(1 + S(z)) SIGMA(z) CONGRUENT OMEGA(z)   mod z2n+1.


Here S(z) is the generating function for the terms along the successive diagonals of the traditional matrix. Its coefficients are the known inputs to the problem. SIGMA(z) and OMEGA(z) are the two polynomials (each of degree at most n) that will become the algorithm's outputs. The challenge was to find a faster algorithm to find the coefficients of these polynomials. The crux is an iterative procedure which successively computes polynomials that satisfy the "key equation". See Chapters 7 and 10 of Algebraic Coding Theory, McGraw-Hill, 1968; Revised edition, Aegean Park Press, Laguna Hills, CA, 1984.

For most applications with high code rates, the algebraic decoding algorithms patented by Berlekamp and Welch in the early 1980s are still the fastest known. Refinements are presented in Berlekamp's 1996 paper, "Soft Decision + 1 Reed-Solomon Decoding".

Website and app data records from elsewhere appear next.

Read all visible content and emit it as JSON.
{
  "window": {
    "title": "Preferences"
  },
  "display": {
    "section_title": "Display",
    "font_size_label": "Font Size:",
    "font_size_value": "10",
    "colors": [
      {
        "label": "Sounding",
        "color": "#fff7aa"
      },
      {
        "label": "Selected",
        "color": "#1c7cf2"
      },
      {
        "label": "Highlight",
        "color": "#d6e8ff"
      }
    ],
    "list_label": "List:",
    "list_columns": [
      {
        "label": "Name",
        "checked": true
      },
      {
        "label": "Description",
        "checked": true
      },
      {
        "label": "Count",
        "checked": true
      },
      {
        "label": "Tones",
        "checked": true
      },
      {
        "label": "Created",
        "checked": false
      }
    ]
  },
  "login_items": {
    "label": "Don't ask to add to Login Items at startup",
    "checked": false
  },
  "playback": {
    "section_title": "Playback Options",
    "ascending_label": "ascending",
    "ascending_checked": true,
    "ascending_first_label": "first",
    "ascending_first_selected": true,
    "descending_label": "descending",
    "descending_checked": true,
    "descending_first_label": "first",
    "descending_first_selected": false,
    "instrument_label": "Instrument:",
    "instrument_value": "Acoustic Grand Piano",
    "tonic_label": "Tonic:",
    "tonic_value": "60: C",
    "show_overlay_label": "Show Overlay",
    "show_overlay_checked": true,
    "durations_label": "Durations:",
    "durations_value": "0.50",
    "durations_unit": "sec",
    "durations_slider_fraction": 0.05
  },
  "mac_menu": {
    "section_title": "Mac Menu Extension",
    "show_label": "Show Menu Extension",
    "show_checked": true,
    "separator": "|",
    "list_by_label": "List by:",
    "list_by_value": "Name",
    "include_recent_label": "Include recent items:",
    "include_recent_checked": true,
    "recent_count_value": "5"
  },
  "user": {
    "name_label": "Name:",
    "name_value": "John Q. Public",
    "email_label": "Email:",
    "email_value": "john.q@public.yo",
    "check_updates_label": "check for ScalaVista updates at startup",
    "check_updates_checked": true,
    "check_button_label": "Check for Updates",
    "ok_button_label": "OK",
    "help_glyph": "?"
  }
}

These algorithms were subsequently applied to probabilistic checking of proofs by Madhu Sudan and his colleagues, who also devised ingenious algorithms to implement list decoding in a way which discovers all codewords that lie within some multiple of half the minimum distance. Although significantly slower than Welch-Berlekamp, Sudan's enhanced methods also attain significantly improved performance when the code rate is low.